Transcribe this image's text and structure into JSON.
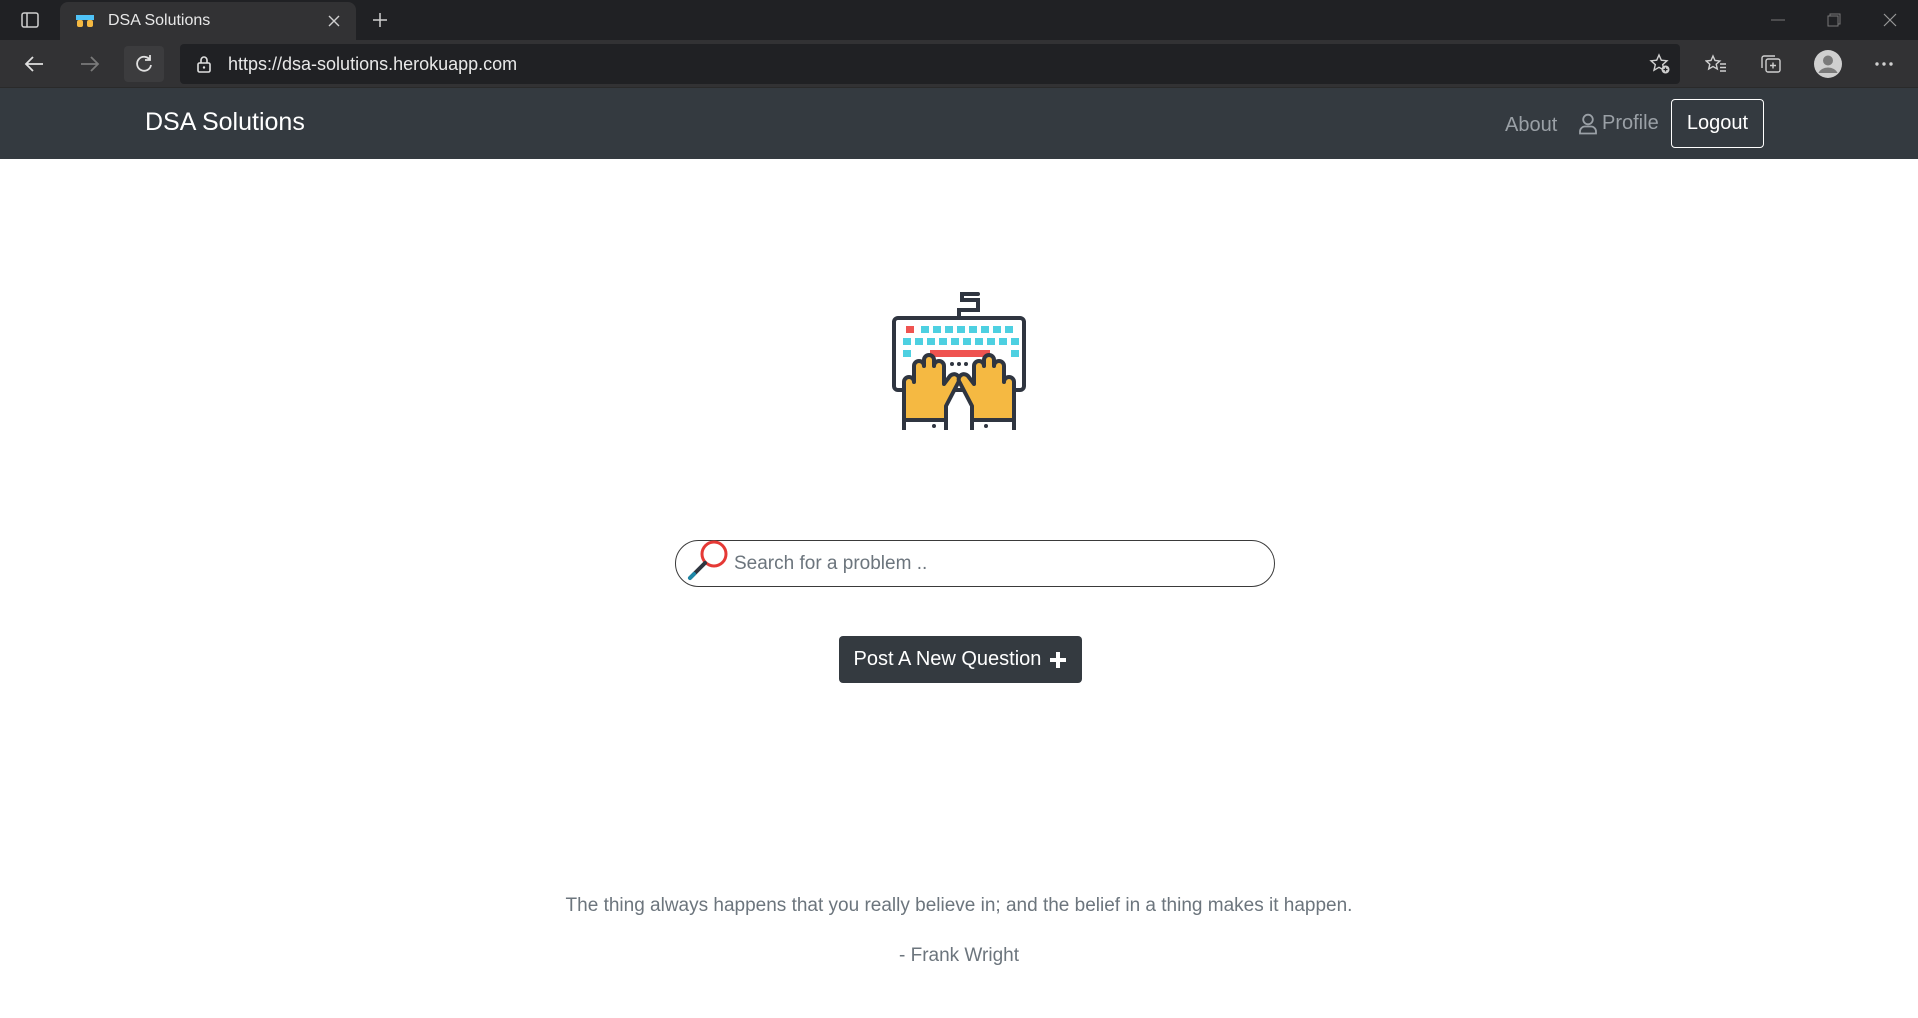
{
  "browser": {
    "tab_title": "DSA Solutions",
    "url": "https://dsa-solutions.herokuapp.com"
  },
  "navbar": {
    "brand": "DSA Solutions",
    "about_label": "About",
    "profile_label": "Profile",
    "logout_label": "Logout"
  },
  "main": {
    "search_placeholder": "Search for a problem ..",
    "post_button_label": "Post A New Question"
  },
  "footer_quote": {
    "text": "The thing always happens that you really believe in; and the belief in a thing makes it happen.",
    "author": "- Frank Wright"
  },
  "colors": {
    "navbar_bg": "#343a40",
    "chrome_bg": "#202124",
    "accent_button": "#343a40"
  },
  "icons": [
    "sidebar-toggle-icon",
    "favicon-icon",
    "close-icon",
    "plus-icon",
    "back-icon",
    "forward-icon",
    "reload-icon",
    "lock-icon",
    "star-add-icon",
    "favorites-icon",
    "collections-icon",
    "profile-avatar-icon",
    "more-icon",
    "user-icon",
    "keyboard-hands-icon",
    "search-icon",
    "plus-circle-icon"
  ]
}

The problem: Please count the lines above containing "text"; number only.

Solved exercise: 2